Ollie is commenting on Jones’ past story. It does not matter if it is in character for him to do so or not. He is commenting on Jones’ past story. Thus, it is a writer having a character comment on a story by a comic book writer. It is the very definition cited in the beginning of the piece.

And this is ignoring the fact that the first half of the bit works, as well. Jones has Hal saying things to himself like, “I never would have reacted like that,” which is a commentary by Jones on what O’Neil wrote.

was hoping this issue of green arrow and green lantern would show up on this list. for loved how green lantern wound commeting on how out of character he felt. johnes take on neils handling in its own sort of way. plus also loved green arrow mentioning a past story.

Man, Hal really has a habit of having his past actions explained away by mind control of one kind or another, between this and Geoff Johns’s Parallax retcon.

I’d think all those blows to the head would be a simpler explanation.

OK, was John Broome familiar with Wilhelm Reich, and that’s why it’s Ergono energy, an anagram of Orgone energy that Reich was a proponent of? Or did Gerry Jones see that and that’s why they talk about “Wilmryk” in the one part? Either way, no wonder Hal was involved with her!

Wow, awesome! I apologize for this being unrelated, but I just became the 2,000th person to “Like” CSBG on Facebook! Can we get a special post or something, Brian?

I thought there was a bit in there about the Lenglyns, which looks to me like a shout out to Len and Glynis Wein, but I’m not sure if that’s got any relevance or a meta message.

. . .Yeah, no. I’m relegating this revelation to the same bin I keep “Mopee The Heavenly Help-Mate” in.

Okay, looking back, I now see that even earlier articles say we have to get up to 3,000 before we get extra content.
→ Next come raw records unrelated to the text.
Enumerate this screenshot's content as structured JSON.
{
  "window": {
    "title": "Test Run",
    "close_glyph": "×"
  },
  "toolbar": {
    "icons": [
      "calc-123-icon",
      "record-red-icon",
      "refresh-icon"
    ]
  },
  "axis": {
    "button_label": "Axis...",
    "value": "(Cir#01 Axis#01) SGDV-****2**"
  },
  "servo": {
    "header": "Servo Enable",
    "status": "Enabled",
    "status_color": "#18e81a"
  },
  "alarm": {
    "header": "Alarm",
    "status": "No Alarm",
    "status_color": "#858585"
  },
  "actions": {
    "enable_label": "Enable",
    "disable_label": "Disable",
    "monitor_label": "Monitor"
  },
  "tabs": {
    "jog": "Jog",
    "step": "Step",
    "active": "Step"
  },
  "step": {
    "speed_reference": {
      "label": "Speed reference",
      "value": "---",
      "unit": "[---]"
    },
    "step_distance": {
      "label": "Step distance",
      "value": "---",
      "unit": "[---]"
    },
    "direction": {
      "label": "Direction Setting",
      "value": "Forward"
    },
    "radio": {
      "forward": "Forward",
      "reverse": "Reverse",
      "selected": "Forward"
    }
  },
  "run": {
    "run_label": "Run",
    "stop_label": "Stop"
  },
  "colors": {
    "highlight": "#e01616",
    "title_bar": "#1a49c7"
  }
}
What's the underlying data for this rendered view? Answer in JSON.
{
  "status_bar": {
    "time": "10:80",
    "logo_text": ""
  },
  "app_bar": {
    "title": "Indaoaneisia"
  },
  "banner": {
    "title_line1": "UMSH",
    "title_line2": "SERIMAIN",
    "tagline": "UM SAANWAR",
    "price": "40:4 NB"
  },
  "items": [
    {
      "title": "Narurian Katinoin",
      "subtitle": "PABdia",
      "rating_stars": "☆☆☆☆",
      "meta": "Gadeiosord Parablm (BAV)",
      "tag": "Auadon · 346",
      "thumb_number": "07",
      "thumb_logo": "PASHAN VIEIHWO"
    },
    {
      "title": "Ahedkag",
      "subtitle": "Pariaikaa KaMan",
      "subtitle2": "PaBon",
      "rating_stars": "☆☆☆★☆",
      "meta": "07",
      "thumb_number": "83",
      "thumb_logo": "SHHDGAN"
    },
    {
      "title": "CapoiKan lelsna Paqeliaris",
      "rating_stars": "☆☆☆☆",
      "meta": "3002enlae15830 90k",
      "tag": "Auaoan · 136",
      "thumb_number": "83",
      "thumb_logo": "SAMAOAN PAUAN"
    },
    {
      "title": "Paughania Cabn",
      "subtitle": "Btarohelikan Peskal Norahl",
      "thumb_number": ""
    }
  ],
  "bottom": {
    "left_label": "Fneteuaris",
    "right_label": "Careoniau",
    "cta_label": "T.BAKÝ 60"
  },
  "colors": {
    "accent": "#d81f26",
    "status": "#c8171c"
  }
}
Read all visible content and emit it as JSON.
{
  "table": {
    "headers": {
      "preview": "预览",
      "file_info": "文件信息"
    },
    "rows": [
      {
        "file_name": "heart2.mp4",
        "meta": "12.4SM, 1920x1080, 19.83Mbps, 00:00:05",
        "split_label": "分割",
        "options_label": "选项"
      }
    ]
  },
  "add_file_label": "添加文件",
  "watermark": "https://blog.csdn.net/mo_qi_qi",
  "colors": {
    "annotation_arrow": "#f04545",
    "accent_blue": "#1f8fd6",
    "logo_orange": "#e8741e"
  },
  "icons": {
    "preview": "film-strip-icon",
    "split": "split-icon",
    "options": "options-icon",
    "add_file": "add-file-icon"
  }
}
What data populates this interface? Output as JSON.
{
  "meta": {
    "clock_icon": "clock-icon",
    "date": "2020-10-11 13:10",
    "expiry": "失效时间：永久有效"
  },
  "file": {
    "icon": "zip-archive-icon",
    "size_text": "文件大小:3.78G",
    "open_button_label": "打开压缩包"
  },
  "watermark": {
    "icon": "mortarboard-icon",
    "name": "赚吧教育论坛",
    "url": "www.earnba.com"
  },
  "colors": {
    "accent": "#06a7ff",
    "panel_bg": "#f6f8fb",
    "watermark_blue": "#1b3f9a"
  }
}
But I’m still proud of being #2,000!

It definitely is cool to hit 2,000 Facebook followers!

I don’t see any contradiction between #39 and #47. Both stories leave it ambiguous and imply that Hal Jordan would rather believe that his brain was altered by space rays than admit that someone calling him a hypocrite made him question himself.

I like the art on the last one.

Leave a Comment

 

Categories

Review Copies

Comics Should Be Good accepts review copies. Anything sent to us will (for better or for worse) end up reviewed on the blog. See where to send the review copies.

Browse the Archives